§ TASK ITEM
Look through the records below for lines containing the string "Numpad", and report how many there are, nothing else.

Website and app data records
* * * * *
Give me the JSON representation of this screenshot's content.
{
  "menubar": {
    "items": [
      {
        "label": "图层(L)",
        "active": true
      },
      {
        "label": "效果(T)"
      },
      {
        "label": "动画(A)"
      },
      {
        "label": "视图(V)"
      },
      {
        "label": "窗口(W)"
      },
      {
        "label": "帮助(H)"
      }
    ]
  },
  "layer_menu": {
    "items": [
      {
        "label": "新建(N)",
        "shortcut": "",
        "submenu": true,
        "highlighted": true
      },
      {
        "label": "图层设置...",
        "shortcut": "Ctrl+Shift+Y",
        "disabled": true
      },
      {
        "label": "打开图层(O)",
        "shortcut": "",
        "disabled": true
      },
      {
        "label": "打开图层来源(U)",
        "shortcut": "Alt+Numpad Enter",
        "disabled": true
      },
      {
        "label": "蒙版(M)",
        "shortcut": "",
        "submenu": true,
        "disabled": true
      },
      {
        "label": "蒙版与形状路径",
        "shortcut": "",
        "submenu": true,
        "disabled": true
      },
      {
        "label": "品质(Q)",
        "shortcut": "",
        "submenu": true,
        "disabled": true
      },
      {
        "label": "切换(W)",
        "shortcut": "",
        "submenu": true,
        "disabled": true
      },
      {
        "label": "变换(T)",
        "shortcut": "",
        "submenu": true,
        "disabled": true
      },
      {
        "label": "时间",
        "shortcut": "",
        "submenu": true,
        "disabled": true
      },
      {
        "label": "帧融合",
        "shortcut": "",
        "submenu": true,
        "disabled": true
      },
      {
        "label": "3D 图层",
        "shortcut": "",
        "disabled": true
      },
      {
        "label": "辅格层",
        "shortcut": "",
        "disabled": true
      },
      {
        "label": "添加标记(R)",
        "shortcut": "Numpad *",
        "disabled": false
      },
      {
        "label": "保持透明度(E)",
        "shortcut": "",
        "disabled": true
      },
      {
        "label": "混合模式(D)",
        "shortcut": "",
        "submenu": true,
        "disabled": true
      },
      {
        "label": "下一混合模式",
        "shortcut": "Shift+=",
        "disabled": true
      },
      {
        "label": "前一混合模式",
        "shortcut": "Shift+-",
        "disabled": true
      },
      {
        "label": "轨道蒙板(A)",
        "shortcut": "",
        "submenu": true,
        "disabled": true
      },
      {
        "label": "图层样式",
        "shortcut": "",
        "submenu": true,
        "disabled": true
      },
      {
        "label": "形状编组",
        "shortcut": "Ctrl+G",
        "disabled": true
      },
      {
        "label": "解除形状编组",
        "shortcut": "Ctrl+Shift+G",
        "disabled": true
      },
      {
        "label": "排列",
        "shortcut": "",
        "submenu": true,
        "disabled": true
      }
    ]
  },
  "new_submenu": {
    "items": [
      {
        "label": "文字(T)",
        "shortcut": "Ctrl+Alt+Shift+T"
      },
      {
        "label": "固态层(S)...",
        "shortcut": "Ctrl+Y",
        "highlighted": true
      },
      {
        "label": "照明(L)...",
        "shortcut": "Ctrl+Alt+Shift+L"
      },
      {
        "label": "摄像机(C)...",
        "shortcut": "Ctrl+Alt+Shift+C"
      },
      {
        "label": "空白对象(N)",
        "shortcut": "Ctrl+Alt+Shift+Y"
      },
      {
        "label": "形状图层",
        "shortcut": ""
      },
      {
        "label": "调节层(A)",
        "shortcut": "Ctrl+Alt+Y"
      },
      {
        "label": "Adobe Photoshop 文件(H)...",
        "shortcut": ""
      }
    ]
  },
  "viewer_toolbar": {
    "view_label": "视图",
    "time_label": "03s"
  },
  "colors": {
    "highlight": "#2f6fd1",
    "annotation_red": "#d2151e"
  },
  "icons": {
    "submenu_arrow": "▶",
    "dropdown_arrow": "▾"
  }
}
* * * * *
§ EXERCISE SOLUTION
2